The day after


(Image courtesy of Reuters)


After all the political pundits, pollsters and prognosticators are done eating crow, having predicted a Romney win (yes…I called it back in May), it will become self-evident that what it really came down to was two of the most fundamental elements of branding - strategy and authenticity.


By veering so far to the right during the primaries in order to appear as something that he wasn’t, Governor Mitt Romney became less authentic and appeared like a sycophant. Indeed, stretching like Gumby around a host of issues, only hurt him later as he had to bend all the way back to the middle in order to win the general election and again appear like the moderate he was originally.


Because he was the Governor of Massachusetts and led that State as a moderate, branded as one, enacting its own version of healthcare reform - in order to win the Presidency, he would have needed to get to the very place where he had been when he began.


There will be many today who say that in order for him to have won the Republican nomination, he needed to sew up the rightwing, conservative base and therefore he had to shift many of his previous positions. The problem with doing that, as we just saw, is that it goes against the very essence of trust. And without trust, it’s impossible to win, not only elections – but, well, anything.


Unfortunately, this scenario appears to have been necessary for Romney to get the nomination. If so, it’s a larger, inherent issue for the GOP, who have now put forward two moderates in the past two elections and been defeated both times. Arguments will ensue over the future of the Party with some saying, “We need to nominate a true conservative.” while others will espouse, “We need to become more moderate if we plan to win a general election.”


The problem with both of these scenarios is they are both half right. A true conservative may sew up the nomination, but appear too extreme in a general (see Barry Goldwater.) Likewise, a moderate won’t pass the sniff test during the primaries. But what they are both missing is, whoever the nominee is, they have to be authentic to be believed. Coca-cola is the world’s most powerful brand because it stands for authenticity: it’s “The Real Thing.” When it veered away from that and tried to change as “New Coke” it was soundly rejected and went down in history as one of the worst marketing flubs of all time.
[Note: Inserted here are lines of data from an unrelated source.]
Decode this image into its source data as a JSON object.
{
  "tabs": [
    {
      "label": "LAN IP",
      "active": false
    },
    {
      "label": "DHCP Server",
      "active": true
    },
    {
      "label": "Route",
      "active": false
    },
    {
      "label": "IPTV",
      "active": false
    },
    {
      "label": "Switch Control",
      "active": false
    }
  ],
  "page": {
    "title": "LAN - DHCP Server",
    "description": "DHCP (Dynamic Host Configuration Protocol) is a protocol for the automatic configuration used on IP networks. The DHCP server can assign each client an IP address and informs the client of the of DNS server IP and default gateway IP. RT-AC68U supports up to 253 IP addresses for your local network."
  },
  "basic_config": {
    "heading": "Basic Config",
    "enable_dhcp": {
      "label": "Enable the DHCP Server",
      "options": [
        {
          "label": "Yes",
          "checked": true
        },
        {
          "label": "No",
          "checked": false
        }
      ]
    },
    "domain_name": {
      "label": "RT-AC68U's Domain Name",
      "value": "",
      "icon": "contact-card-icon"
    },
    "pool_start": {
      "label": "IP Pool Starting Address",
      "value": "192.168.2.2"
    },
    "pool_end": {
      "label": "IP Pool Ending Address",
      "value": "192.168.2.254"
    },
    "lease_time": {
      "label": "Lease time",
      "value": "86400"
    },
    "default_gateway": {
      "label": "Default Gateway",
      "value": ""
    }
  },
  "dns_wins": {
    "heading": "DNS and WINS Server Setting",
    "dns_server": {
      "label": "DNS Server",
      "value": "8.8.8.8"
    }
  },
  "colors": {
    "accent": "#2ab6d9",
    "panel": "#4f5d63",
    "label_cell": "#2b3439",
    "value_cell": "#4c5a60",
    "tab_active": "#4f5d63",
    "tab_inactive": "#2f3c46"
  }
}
Strong politicians are like strong brands. They stand for something they believe in. And in the end, that’s what it’s all about.


Abe Novick is a writer and communications consultant and can be reached at